Exercise description – Extract every record, exactly as written, and ignore the pictures.

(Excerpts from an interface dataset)
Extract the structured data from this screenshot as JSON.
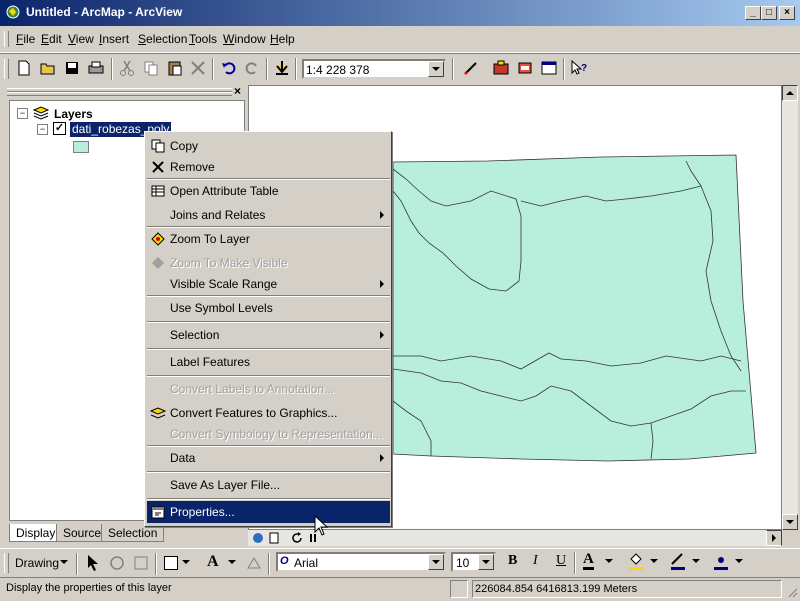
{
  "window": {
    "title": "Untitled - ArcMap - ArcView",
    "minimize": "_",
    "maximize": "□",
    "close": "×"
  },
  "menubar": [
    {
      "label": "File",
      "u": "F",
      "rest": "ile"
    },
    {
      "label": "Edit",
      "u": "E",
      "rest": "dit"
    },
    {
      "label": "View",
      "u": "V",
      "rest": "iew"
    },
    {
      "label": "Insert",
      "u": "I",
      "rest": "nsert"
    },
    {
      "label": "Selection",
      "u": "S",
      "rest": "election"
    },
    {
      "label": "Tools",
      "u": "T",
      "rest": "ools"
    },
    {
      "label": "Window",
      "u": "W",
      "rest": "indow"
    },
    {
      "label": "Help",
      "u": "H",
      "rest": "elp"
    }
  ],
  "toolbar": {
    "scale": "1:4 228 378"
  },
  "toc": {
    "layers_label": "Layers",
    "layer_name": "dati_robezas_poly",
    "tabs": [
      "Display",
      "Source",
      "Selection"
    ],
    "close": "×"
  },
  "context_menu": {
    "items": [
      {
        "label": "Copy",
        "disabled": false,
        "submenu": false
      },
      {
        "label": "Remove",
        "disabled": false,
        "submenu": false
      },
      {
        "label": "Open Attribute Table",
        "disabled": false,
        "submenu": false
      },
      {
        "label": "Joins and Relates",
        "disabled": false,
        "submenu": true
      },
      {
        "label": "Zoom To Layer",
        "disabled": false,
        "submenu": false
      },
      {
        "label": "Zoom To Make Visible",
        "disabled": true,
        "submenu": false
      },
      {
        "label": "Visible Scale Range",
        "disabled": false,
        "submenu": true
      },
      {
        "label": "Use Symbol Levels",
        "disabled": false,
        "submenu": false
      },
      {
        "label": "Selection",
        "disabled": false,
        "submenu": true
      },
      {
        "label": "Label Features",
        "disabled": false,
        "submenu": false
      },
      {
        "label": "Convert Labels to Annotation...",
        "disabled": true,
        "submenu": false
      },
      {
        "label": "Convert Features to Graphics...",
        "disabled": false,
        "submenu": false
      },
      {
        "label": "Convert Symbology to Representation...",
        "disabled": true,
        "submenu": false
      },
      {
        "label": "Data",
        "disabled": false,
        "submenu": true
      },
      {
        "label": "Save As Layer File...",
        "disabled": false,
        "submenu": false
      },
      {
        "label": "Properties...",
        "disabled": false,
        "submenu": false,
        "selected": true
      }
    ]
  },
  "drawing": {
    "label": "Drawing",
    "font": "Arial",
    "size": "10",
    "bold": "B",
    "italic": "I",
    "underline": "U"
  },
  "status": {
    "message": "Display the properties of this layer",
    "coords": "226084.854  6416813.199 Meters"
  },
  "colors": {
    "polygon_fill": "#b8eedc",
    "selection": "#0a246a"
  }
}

Written reply –
Extract the structured data from this screenshot as JSON.
{
  "window": {
    "title": "Untitled - ArcMap - ArcView",
    "minimize": "_",
    "maximize": "□",
    "close": "×"
  },
  "menubar": [
    {
      "label": "File",
      "u": "F",
      "rest": "ile"
    },
    {
      "label": "Edit",
      "u": "E",
      "rest": "dit"
    },
    {
      "label": "View",
      "u": "V",
      "rest": "iew"
    },
    {
      "label": "Insert",
      "u": "I",
      "rest": "nsert"
    },
    {
      "label": "Selection",
      "u": "S",
      "rest": "election"
    },
    {
      "label": "Tools",
      "u": "T",
      "rest": "ools"
    },
    {
      "label": "Window",
      "u": "W",
      "rest": "indow"
    },
    {
      "label": "Help",
      "u": "H",
      "rest": "elp"
    }
  ],
  "toolbar": {
    "scale": "1:4 228 378"
  },
  "toc": {
    "layers_label": "Layers",
    "layer_name": "dati_robezas_poly",
    "tabs": [
      "Display",
      "Source",
      "Selection"
    ],
    "close": "×"
  },
  "context_menu": {
    "items": [
      {
        "label": "Copy",
        "disabled": false,
        "submenu": false
      },
      {
        "label": "Remove",
        "disabled": false,
        "submenu": false
      },
      {
        "label": "Open Attribute Table",
        "disabled": false,
        "submenu": false
      },
      {
        "label": "Joins and Relates",
        "disabled": false,
        "submenu": true
      },
      {
        "label": "Zoom To Layer",
        "disabled": false,
        "submenu": false
      },
      {
        "label": "Zoom To Make Visible",
        "disabled": true,
        "submenu": false
      },
      {
        "label": "Visible Scale Range",
        "disabled": false,
        "submenu": true
      },
      {
        "label": "Use Symbol Levels",
        "disabled": false,
        "submenu": false
      },
      {
        "label": "Selection",
        "disabled": false,
        "submenu": true
      },
      {
        "label": "Label Features",
        "disabled": false,
        "submenu": false
      },
      {
        "label": "Convert Labels to Annotation...",
        "disabled": true,
        "submenu": false
      },
      {
        "label": "Convert Features to Graphics...",
        "disabled": false,
        "submenu": false
      },
      {
        "label": "Convert Symbology to Representation...",
        "disabled": true,
        "submenu": false
      },
      {
        "label": "Data",
        "disabled": false,
        "submenu": true
      },
      {
        "label": "Save As Layer File...",
        "disabled": false,
        "submenu": false
      },
      {
        "label": "Properties...",
        "disabled": false,
        "submenu": false,
        "selected": true
      }
    ]
  },
  "drawing": {
    "label": "Drawing",
    "font": "Arial",
    "size": "10",
    "bold": "B",
    "italic": "I",
    "underline": "U"
  },
  "status": {
    "message": "Display the properties of this layer",
    "coords": "226084.854  6416813.199 Meters"
  },
  "colors": {
    "polygon_fill": "#b8eedc",
    "selection": "#0a246a"
  }
}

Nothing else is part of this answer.